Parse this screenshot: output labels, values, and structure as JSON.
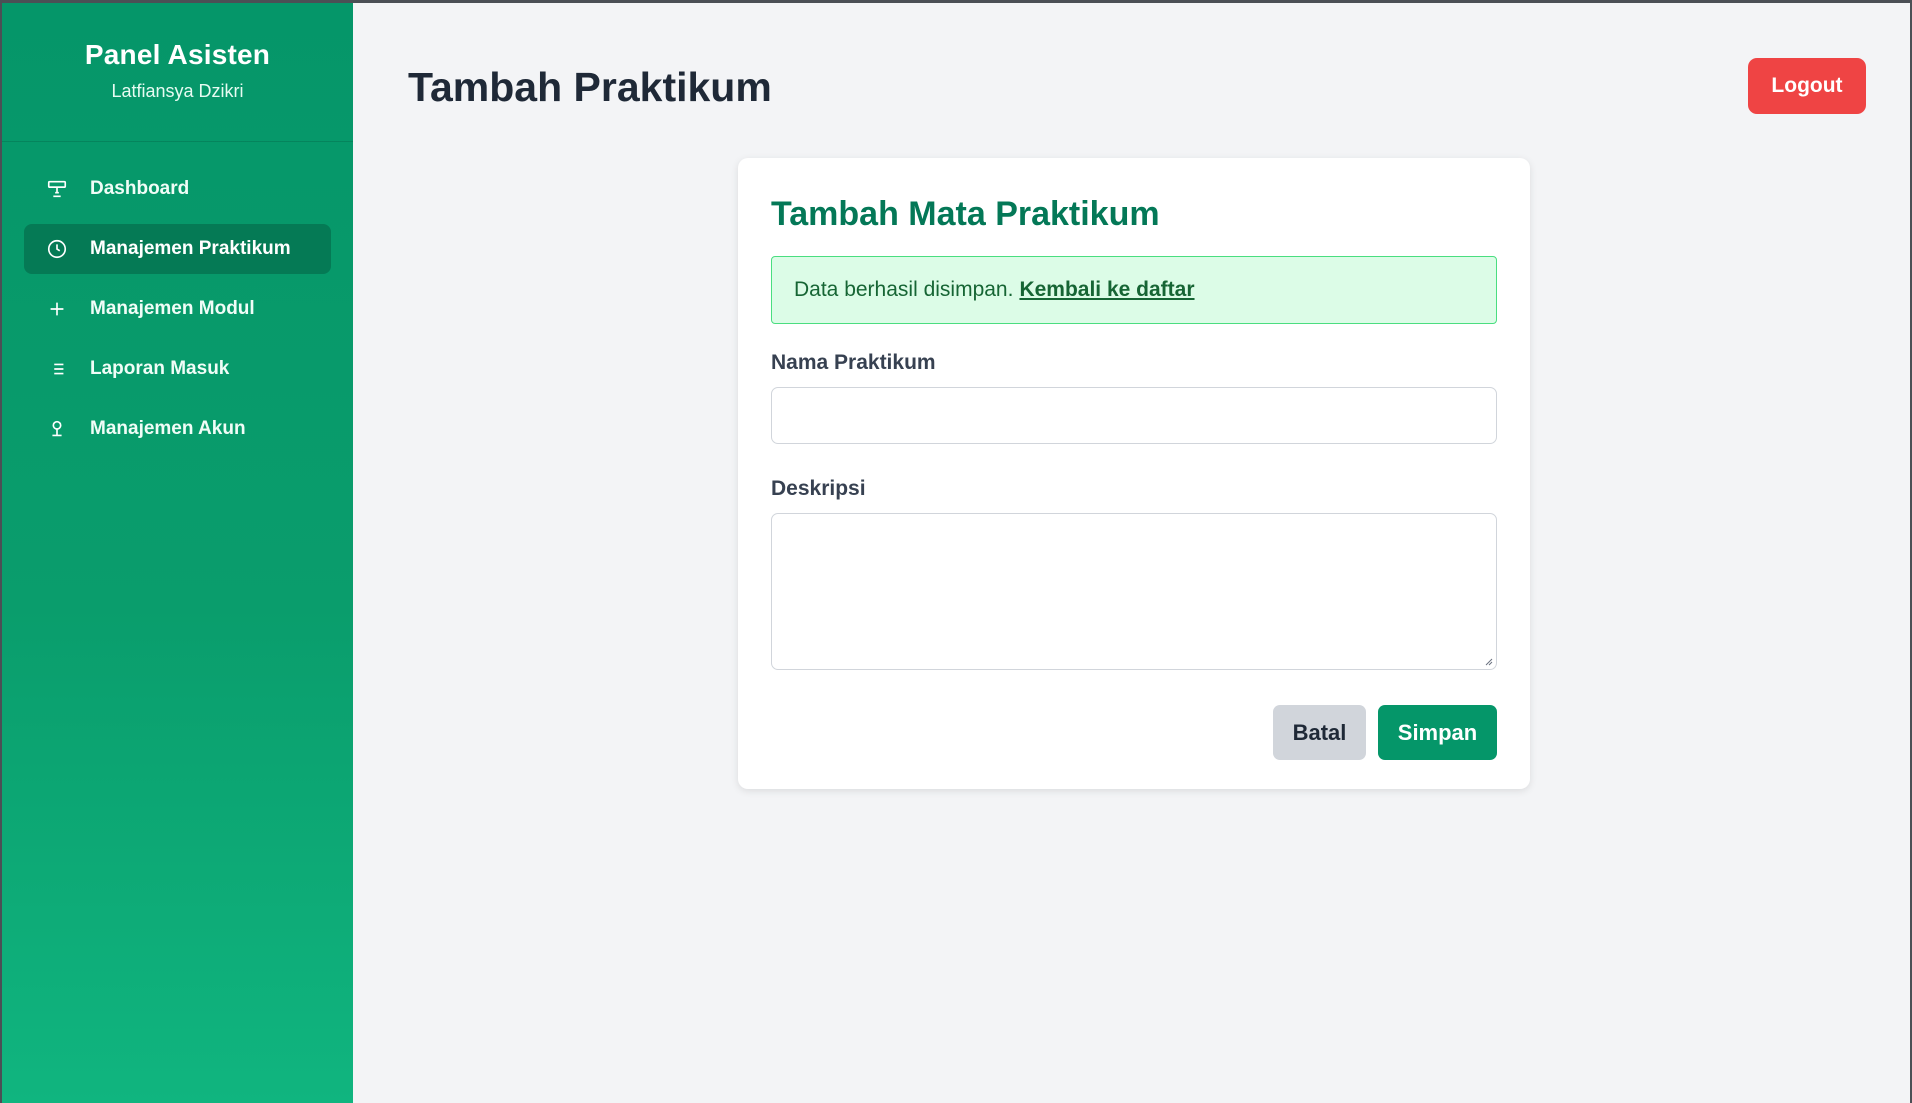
{
  "sidebar": {
    "title": "Panel Asisten",
    "user": "Latfiansya Dzikri",
    "items": [
      {
        "label": "Dashboard",
        "icon": "monitor-icon",
        "active": false
      },
      {
        "label": "Manajemen Praktikum",
        "icon": "clock-icon",
        "active": true
      },
      {
        "label": "Manajemen Modul",
        "icon": "plus-icon",
        "active": false
      },
      {
        "label": "Laporan Masuk",
        "icon": "list-icon",
        "active": false
      },
      {
        "label": "Manajemen Akun",
        "icon": "user-icon",
        "active": false
      }
    ]
  },
  "header": {
    "title": "Tambah Praktikum",
    "logout_label": "Logout"
  },
  "form": {
    "title": "Tambah Mata Praktikum",
    "alert_text": "Data berhasil disimpan.",
    "alert_link": "Kembali ke daftar",
    "name_label": "Nama Praktikum",
    "name_value": "",
    "description_label": "Deskripsi",
    "description_value": "",
    "cancel_label": "Batal",
    "save_label": "Simpan"
  },
  "colors": {
    "sidebar_green": "#059669",
    "active_item": "#057a55",
    "logout_red": "#ef4444",
    "title_green": "#047857",
    "alert_bg": "#dcfce7",
    "alert_border": "#4ade80",
    "cancel_gray": "#d1d5db"
  }
}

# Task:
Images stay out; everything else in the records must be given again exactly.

# The answer:
Parse this screenshot: output labels, values, and structure as JSON.
{
  "sidebar": {
    "title": "Panel Asisten",
    "user": "Latfiansya Dzikri",
    "items": [
      {
        "label": "Dashboard",
        "icon": "monitor-icon",
        "active": false
      },
      {
        "label": "Manajemen Praktikum",
        "icon": "clock-icon",
        "active": true
      },
      {
        "label": "Manajemen Modul",
        "icon": "plus-icon",
        "active": false
      },
      {
        "label": "Laporan Masuk",
        "icon": "list-icon",
        "active": false
      },
      {
        "label": "Manajemen Akun",
        "icon": "user-icon",
        "active": false
      }
    ]
  },
  "header": {
    "title": "Tambah Praktikum",
    "logout_label": "Logout"
  },
  "form": {
    "title": "Tambah Mata Praktikum",
    "alert_text": "Data berhasil disimpan.",
    "alert_link": "Kembali ke daftar",
    "name_label": "Nama Praktikum",
    "name_value": "",
    "description_label": "Deskripsi",
    "description_value": "",
    "cancel_label": "Batal",
    "save_label": "Simpan"
  },
  "colors": {
    "sidebar_green": "#059669",
    "active_item": "#057a55",
    "logout_red": "#ef4444",
    "title_green": "#047857",
    "alert_bg": "#dcfce7",
    "alert_border": "#4ade80",
    "cancel_gray": "#d1d5db"
  }
}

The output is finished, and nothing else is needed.